Chaiyabhat also had a role as Director of Risk Management & Security at the Washington National Cathedral, where he worked with government and private executive protection teams and high-level VIP guests in preparation for and during major special events. He also led a complete overhaul of the Cathedral’s SOC, campus-wide emergency mass notification systems and Cathedral Police Department organizational enhancements. “My time there helped to shape my thinking, that my role as leader in an open ‘soft target’ environment is all about striking a sound balance between caring for people by applying strategies that fit the culture, while also providing effective security protective measures to detect, deter and respond to threats.”
Chaiyabhat then entered a new industry with a vastly different security posture: as global security manager with Raytheon Missile Systems, to assist in the protection of the world’s largest missile maker and its worldwide locations for the design, R&D and manufacturing of products critical to U.S. and allied country military defense. There, he also led the business justification and implementation of the first-ever data science and analysis team supporting all disciplines of Raytheon Missile Systems’ global security organization.
At the FBI, National Cathedral and Raytheon Missile Systems, Chaiyabhat managed insider and external threat cases that could have had real implications to life safety and the people who were being targeted. “On a personal level, working those cases was rewarding because there was a direct correlation to a person’s individual safety. It’s rewarding to navigate organizational strategic and operational risks, but for me, the threat cases that I have worked required partnerships to de-escalate the situation, and to allow people to go home safely at the end of the work day – which I find to be the most rewarding aspect of our security profession.”
Now at FM Global, he is leading an enterprise security and crisis management program, and he has C-suite level support to do so. “FM Global takes an engineering-based approach to insurance, and we advise our clients to help their businesses become more resilient to property-related hazards that can disrupt their operations,” he explains. “Risk management is in our company’s DNA, and our leaders understand and embody what our team is trying to do in managing our own organizational risks.”
Overall, he says, “No matter where I have been in my career, I have always tried to turn my passion for continuous learning into practical applications and enhancements for organizational risk culture and security strategies. I could have stayed in the same role for 40 years and done security the same way within the same environment.

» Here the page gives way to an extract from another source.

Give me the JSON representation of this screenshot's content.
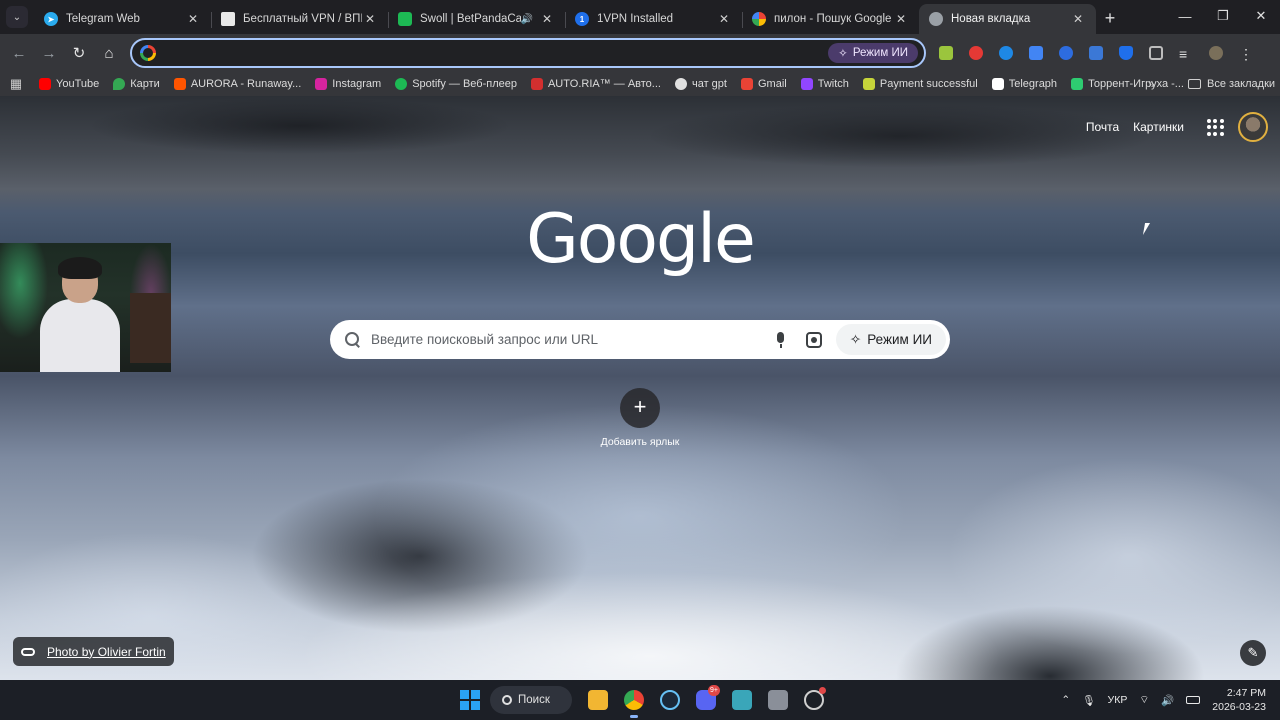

I believe that I am a better security professional and risk advisor as a direct result of having done consulting and working in several organizations, and thus adapting my approach to security and risk management to fit varying risk appetites.”